Residents in the ByWard Market say they are fed up with the proliferation of bars in the neighbourhood, saying licensed establishments have crowded out shops and made the once-vibrant community a dead zone during the day and a nightmare at night.
Members of the Lowertown Community Association and residents were among those who spoke at a hearing Tuesday and Wednesday over a hair salon/café at 113-115 Clarence St. that has applied for a liquor licence.
Headquarters hair salon, at the former location of Canadian Rug Traders, is applying for a liquor licence for an establishment that would seat more than 200 people and be open until 2 a.m.
Sarah Jennings, a retail property owner and resident in the neighbourhood, spoke at the Alcohol and Gaming Commission of Ontario License Appeal Tribunal hearing and says the last thing the ByWard Market needs is more bars.
‘We can’t walk out of our houses at night’
“More and more there’s been a movement to a monoculture in the market,” Jennings told CBC Radio’s All in a Day. Too many bars and restaurants coming into the neighbourhood “to the exclusion of the other diverse activities” has led to a pronounced deterioration in the market, Jennings said.
“People like myself, residents in the area, we can’t walk out of our houses at night,” Jennings said.
Lowertown Community Association president Liz Bernstein wrote to the commission about its opposition to the licence proposal, saying it would increase problems such as “nighttime crowds, crime and related disturbances.”
In 2008, there were 17,000 licensed seats among the bars and restaurants in the market, but now there are over 21,000 , Bernstein wrote. Crimes against persons and assaults in the neighbourhood rose at a similar rate, she noted in her letter to the commission.
“Residents feel unsafe because of the high level of intoxication,” she wrote.
Aydin Kharaghani, one of the owners of Headquarters, said the move to apply for the licence came because of interest from corporate and artistic groups wanting to use the space, and said applying for a liquor licence was a way to operate those kinds of events without limitations.
Though the coffee shop and salon has fewer than 80 seats right now, the application calls for 210 because that is what the city’s occupancy rules permit, he said.

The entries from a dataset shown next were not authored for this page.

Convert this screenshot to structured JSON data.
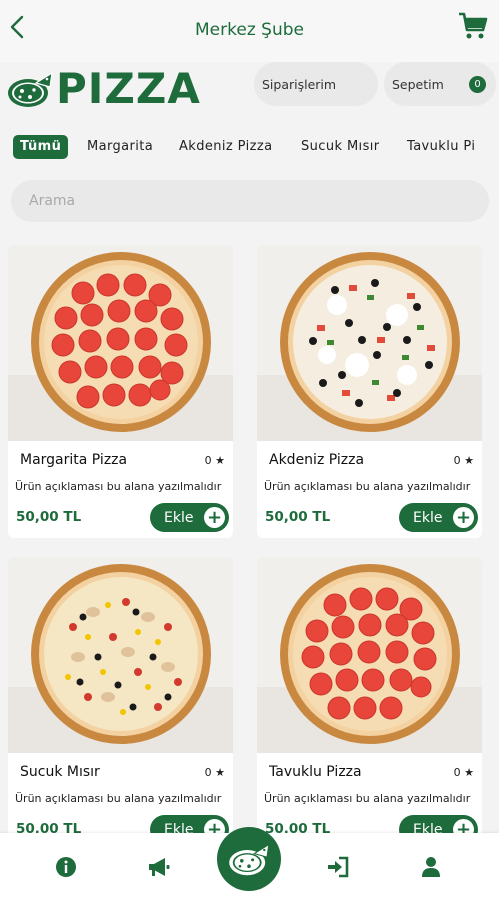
{
  "topbar": {
    "title": "Merkez Şube"
  },
  "brand": {
    "logo_text": "PIZZA"
  },
  "header": {
    "orders_label": "Siparişlerim",
    "cart_label": "Sepetim",
    "cart_count": "0"
  },
  "tabs": [
    {
      "label": "Tümü",
      "active": true
    },
    {
      "label": "Margarita"
    },
    {
      "label": "Akdeniz Pizza"
    },
    {
      "label": "Sucuk Mısır"
    },
    {
      "label": "Tavuklu Pi"
    }
  ],
  "search": {
    "placeholder": "Arama"
  },
  "products": [
    {
      "name": "Margarita Pizza",
      "rating": "0 ★",
      "description": "Ürün açıklaması bu alana yazılmalıdır",
      "price": "50,00 TL",
      "add_label": "Ekle"
    },
    {
      "name": "Akdeniz Pizza",
      "rating": "0 ★",
      "description": "Ürün açıklaması bu alana yazılmalıdır",
      "price": "50,00 TL",
      "add_label": "Ekle"
    },
    {
      "name": "Sucuk Mısır",
      "rating": "0 ★",
      "description": "Ürün açıklaması bu alana yazılmalıdır",
      "price": "50,00 TL",
      "add_label": "Ekle"
    },
    {
      "name": "Tavuklu Pizza",
      "rating": "0 ★",
      "description": "Ürün açıklaması bu alana yazılmalıdır",
      "price": "50,00 TL",
      "add_label": "Ekle"
    }
  ],
  "bottom_nav": [
    "info-icon",
    "megaphone-icon",
    "pizza-home-icon",
    "login-icon",
    "user-icon"
  ],
  "colors": {
    "brand_green": "#1e6b3c",
    "background": "#f3f3f3"
  }
}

The actual number of seats will be about 133, he said.
Kharaghani, who also owns Atari in the Market and is one of the co-founders of the Escapade Music Festival,…